Working data -
=====

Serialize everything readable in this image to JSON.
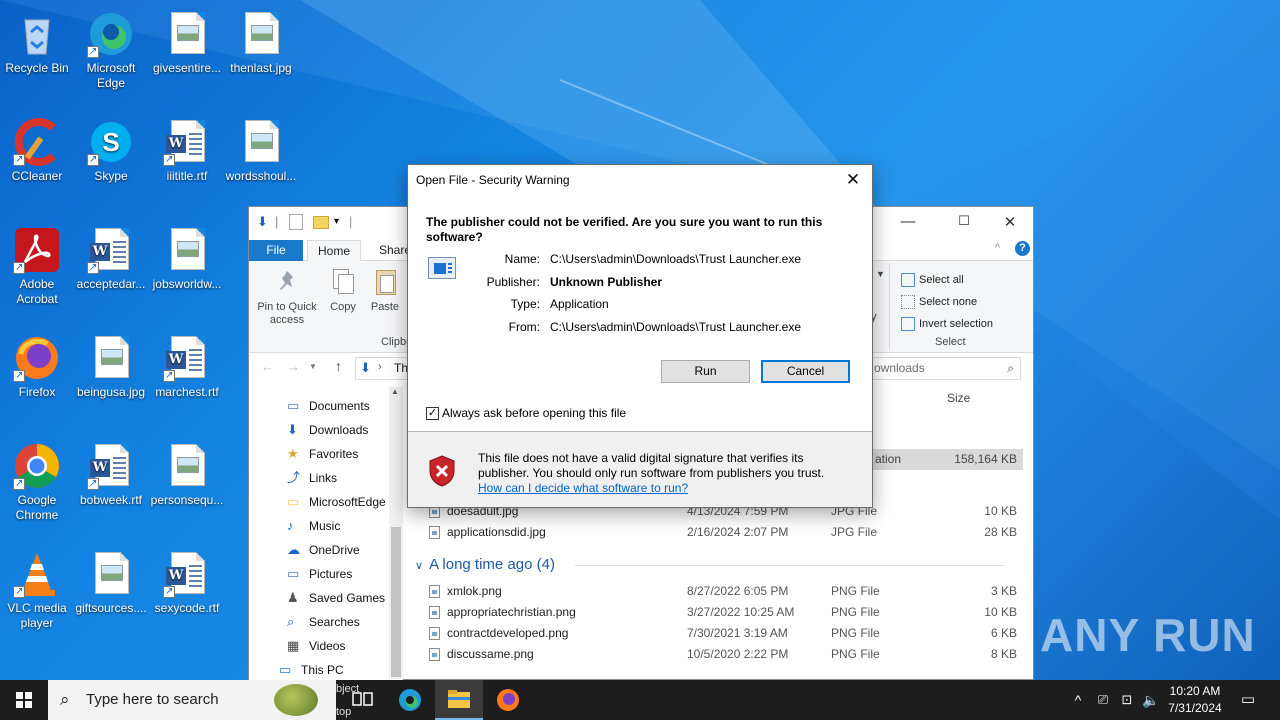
{
  "desktop": {
    "icons": [
      {
        "label": "Recycle Bin"
      },
      {
        "label": "Microsoft Edge"
      },
      {
        "label": "givesentire..."
      },
      {
        "label": "thenlast.jpg"
      },
      {
        "label": "CCleaner"
      },
      {
        "label": "Skype"
      },
      {
        "label": "iiititle.rtf"
      },
      {
        "label": "wordsshoul..."
      },
      {
        "label": "Adobe Acrobat"
      },
      {
        "label": "acceptedar..."
      },
      {
        "label": "jobsworldw..."
      },
      {
        "label": "Firefox"
      },
      {
        "label": "beingusa.jpg"
      },
      {
        "label": "marchest.rtf"
      },
      {
        "label": "Google Chrome"
      },
      {
        "label": "bobweek.rtf"
      },
      {
        "label": "personsequ..."
      },
      {
        "label": "VLC media player"
      },
      {
        "label": "giftsources...."
      },
      {
        "label": "sexycode.rtf"
      }
    ]
  },
  "explorer": {
    "tabs": {
      "file": "File",
      "home": "Home",
      "share": "Share"
    },
    "ribbon": {
      "pin": "Pin to Quick access",
      "copy": "Copy",
      "paste": "Paste",
      "clipboard_group": "Clipboard",
      "select_all": "Select all",
      "select_none": "Select none",
      "invert_selection": "Invert selection",
      "select_group": "Select",
      "partial_y": "y"
    },
    "address_partial": "Th",
    "search_placeholder": "ownloads",
    "column_size": "Size",
    "nav": [
      {
        "label": "Documents"
      },
      {
        "label": "Downloads"
      },
      {
        "label": "Favorites"
      },
      {
        "label": "Links"
      },
      {
        "label": "MicrosoftEdge"
      },
      {
        "label": "Music"
      },
      {
        "label": "OneDrive"
      },
      {
        "label": "Pictures"
      },
      {
        "label": "Saved Games"
      },
      {
        "label": "Searches"
      },
      {
        "label": "Videos"
      },
      {
        "label": "This PC"
      }
    ],
    "highlighted_row": {
      "type_partial": "ation",
      "size": "158,164 KB"
    },
    "rows_recent": [
      {
        "name": "doesadult.jpg",
        "date": "4/13/2024 7:59 PM",
        "type": "JPG File",
        "size": "10 KB"
      },
      {
        "name": "applicationsdid.jpg",
        "date": "2/16/2024 2:07 PM",
        "type": "JPG File",
        "size": "28 KB"
      }
    ],
    "group_old": "A long time ago (4)",
    "rows_old": [
      {
        "name": "xmlok.png",
        "date": "8/27/2022 6:05 PM",
        "type": "PNG File",
        "size": "3 KB"
      },
      {
        "name": "appropriatechristian.png",
        "date": "3/27/2022 10:25 AM",
        "type": "PNG File",
        "size": "10 KB"
      },
      {
        "name": "contractdeveloped.png",
        "date": "7/30/2021 3:19 AM",
        "type": "PNG File",
        "size": "6 KB"
      },
      {
        "name": "discussame.png",
        "date": "10/5/2020 2:22 PM",
        "type": "PNG File",
        "size": "8 KB"
      }
    ]
  },
  "dialog": {
    "title": "Open File - Security Warning",
    "heading": "The publisher could not be verified.  Are you sure you want to run this software?",
    "fields": [
      {
        "key": "Name:",
        "value": "C:\\Users\\admin\\Downloads\\Trust Launcher.exe"
      },
      {
        "key": "Publisher:",
        "value": "Unknown Publisher"
      },
      {
        "key": "Type:",
        "value": "Application"
      },
      {
        "key": "From:",
        "value": "C:\\Users\\admin\\Downloads\\Trust Launcher.exe"
      }
    ],
    "run": "Run",
    "cancel": "Cancel",
    "checkbox": "Always ask before opening this file",
    "checked": true,
    "footer_text": "This file does not have a valid digital signature that verifies its publisher.  You should only run software from publishers you trust.",
    "footer_link": "How can I decide what software to run?"
  },
  "taskbar": {
    "search_placeholder": "Type here to search",
    "partial_object": "bject",
    "partial_top": "top",
    "time": "10:20 AM",
    "date": "7/31/2024"
  },
  "watermark": "ANY RUN"
}
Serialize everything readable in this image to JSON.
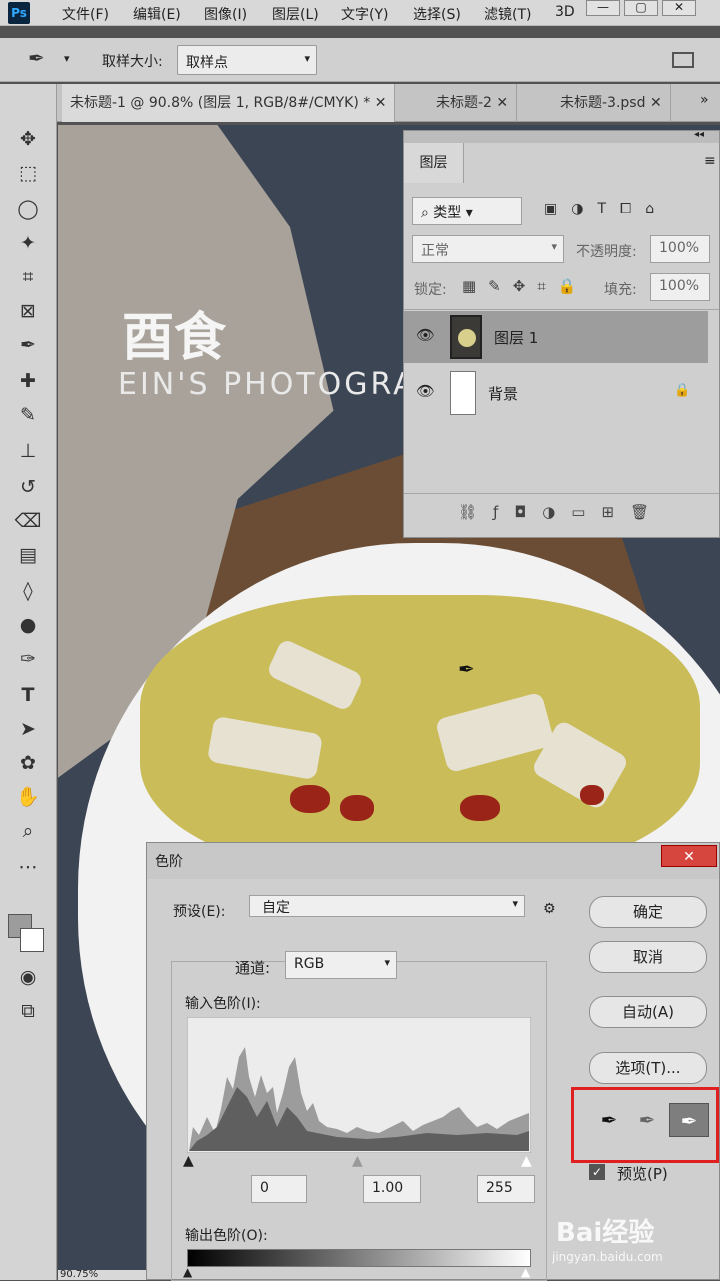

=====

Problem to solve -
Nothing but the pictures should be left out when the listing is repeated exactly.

Exercise response -
Serialize everything readable in this image to JSON.
{
  "desktop": {
    "icons": [
      {
        "label": "Recycle Bin"
      },
      {
        "label": "Microsoft Edge"
      },
      {
        "label": "givesentire..."
      },
      {
        "label": "thenlast.jpg"
      },
      {
        "label": "CCleaner"
      },
      {
        "label": "Skype"
      },
      {
        "label": "iiititle.rtf"
      },
      {
        "label": "wordsshoul..."
      },
      {
        "label": "Adobe Acrobat"
      },
      {
        "label": "acceptedar..."
      },
      {
        "label": "jobsworldw..."
      },
      {
        "label": "Firefox"
      },
      {
        "label": "beingusa.jpg"
      },
      {
        "label": "marchest.rtf"
      },
      {
        "label": "Google Chrome"
      },
      {
        "label": "bobweek.rtf"
      },
      {
        "label": "personsequ..."
      },
      {
        "label": "VLC media player"
      },
      {
        "label": "giftsources...."
      },
      {
        "label": "sexycode.rtf"
      }
    ]
  },
  "explorer": {
    "tabs": {
      "file": "File",
      "home": "Home",
      "share": "Share"
    },
    "ribbon": {
      "pin": "Pin to Quick access",
      "copy": "Copy",
      "paste": "Paste",
      "clipboard_group": "Clipboard",
      "select_all": "Select all",
      "select_none": "Select none",
      "invert_selection": "Invert selection",
      "select_group": "Select",
      "partial_y": "y"
    },
    "address_partial": "Th",
    "search_placeholder": "ownloads",
    "column_size": "Size",
    "nav": [
      {
        "label": "Documents"
      },
      {
        "label": "Downloads"
      },
      {
        "label": "Favorites"
      },
      {
        "label": "Links"
      },
      {
        "label": "MicrosoftEdge"
      },
      {
        "label": "Music"
      },
      {
        "label": "OneDrive"
      },
      {
        "label": "Pictures"
      },
      {
        "label": "Saved Games"
      },
      {
        "label": "Searches"
      },
      {
        "label": "Videos"
      },
      {
        "label": "This PC"
      }
    ],
    "highlighted_row": {
      "type_partial": "ation",
      "size": "158,164 KB"
    },
    "rows_recent": [
      {
        "name": "doesadult.jpg",
        "date": "4/13/2024 7:59 PM",
        "type": "JPG File",
        "size": "10 KB"
      },
      {
        "name": "applicationsdid.jpg",
        "date": "2/16/2024 2:07 PM",
        "type": "JPG File",
        "size": "28 KB"
      }
    ],
    "group_old": "A long time ago (4)",
    "rows_old": [
      {
        "name": "xmlok.png",
        "date": "8/27/2022 6:05 PM",
        "type": "PNG File",
        "size": "3 KB"
      },
      {
        "name": "appropriatechristian.png",
        "date": "3/27/2022 10:25 AM",
        "type": "PNG File",
        "size": "10 KB"
      },
      {
        "name": "contractdeveloped.png",
        "date": "7/30/2021 3:19 AM",
        "type": "PNG File",
        "size": "6 KB"
      },
      {
        "name": "discussame.png",
        "date": "10/5/2020 2:22 PM",
        "type": "PNG File",
        "size": "8 KB"
      }
    ]
  },
  "dialog": {
    "title": "Open File - Security Warning",
    "heading": "The publisher could not be verified.  Are you sure you want to run this software?",
    "fields": [
      {
        "key": "Name:",
        "value": "C:\\Users\\admin\\Downloads\\Trust Launcher.exe"
      },
      {
        "key": "Publisher:",
        "value": "Unknown Publisher"
      },
      {
        "key": "Type:",
        "value": "Application"
      },
      {
        "key": "From:",
        "value": "C:\\Users\\admin\\Downloads\\Trust Launcher.exe"
      }
    ],
    "run": "Run",
    "cancel": "Cancel",
    "checkbox": "Always ask before opening this file",
    "checked": true,
    "footer_text": "This file does not have a valid digital signature that verifies its publisher.  You should only run software from publishers you trust.",
    "footer_link": "How can I decide what software to run?"
  },
  "taskbar": {
    "search_placeholder": "Type here to search",
    "partial_object": "bject",
    "partial_top": "top",
    "time": "10:20 AM",
    "date": "7/31/2024"
  },
  "watermark": "ANY RUN"
}
Serialize everything readable in this image to JSON.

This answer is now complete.